To allow local governments to gain control over the national census by applying to the courts for readjustment, recalculation, substitution and replacement of the Bureau's figures and techniques under the guise of judicial review is to sacrifice the national program to the exact dangers of local manipulation and bias, no matter how well intentioned, the Framers sought to avoid. So, while the Bureau may not fulfill its duty arbitrarily, capriciously or fraudulently, it nevertheless should be afforded wide latitude to select its methods, techniques and by those means to arrive at its own result. If the course it chooses meets the standard of being free of arbitrariness, capriciousness or fraudulent conduct, it matters not that some local interest contends it has a "better way," or even a higher or lower count.
City of Philadelphia v. Klutznick, 503 F. Supp. 663, 677 (E.D.Pa. 1980).

The District of Columbia faces a real problem. The District almost entirely supports a penal population of over 5,000 that is located outside the political boundaries of the District. Because of the way federal funds are distributed, it is likely that the District would receive more money if the Lorton inmates were included as District of Columbia residents. However, the Bureau of the Census did not act without reason. Nor is the District in a unique position here: many states have people whom they support to some degree who are not included as residents for Census purposes, even though those people may vote and consider themselves residents of the state. The solution to the District's problems lies not in adjusting the Census count, but in changing the way funds are distributed.

For example, people who are attending out-of-state schools or serving in the military.

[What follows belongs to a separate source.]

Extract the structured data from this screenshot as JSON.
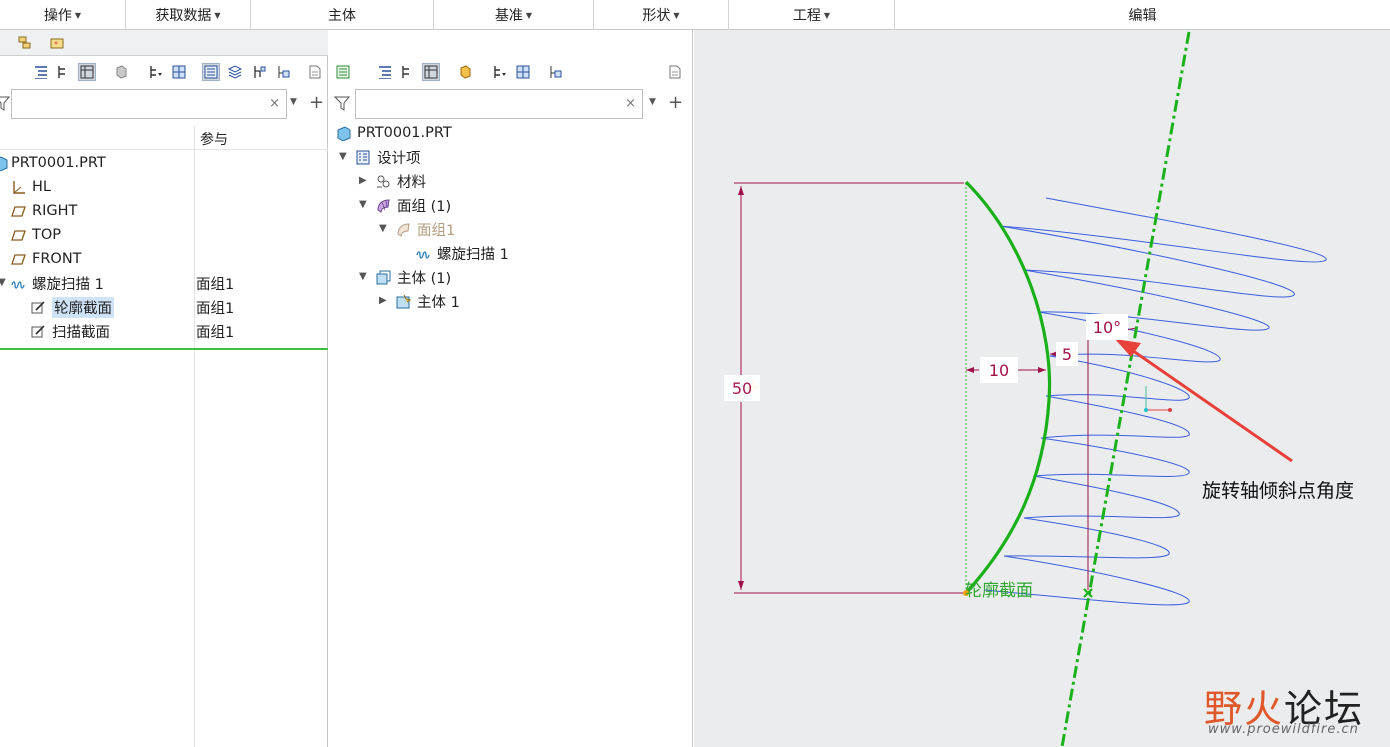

The Bureau of the Census has decided to use a geographically-based system of enumeration for institutional residents based on usual residence, rather than one based on the financial support of the residents. We cannot say that this is an arbitrary and capricious determination by the Census Bureau, nor does it violate the constitutional command of the census clause. For this reason, we grant defendants' motion for summary judgment on the merits and deny plaintiff's motion for summary judgment.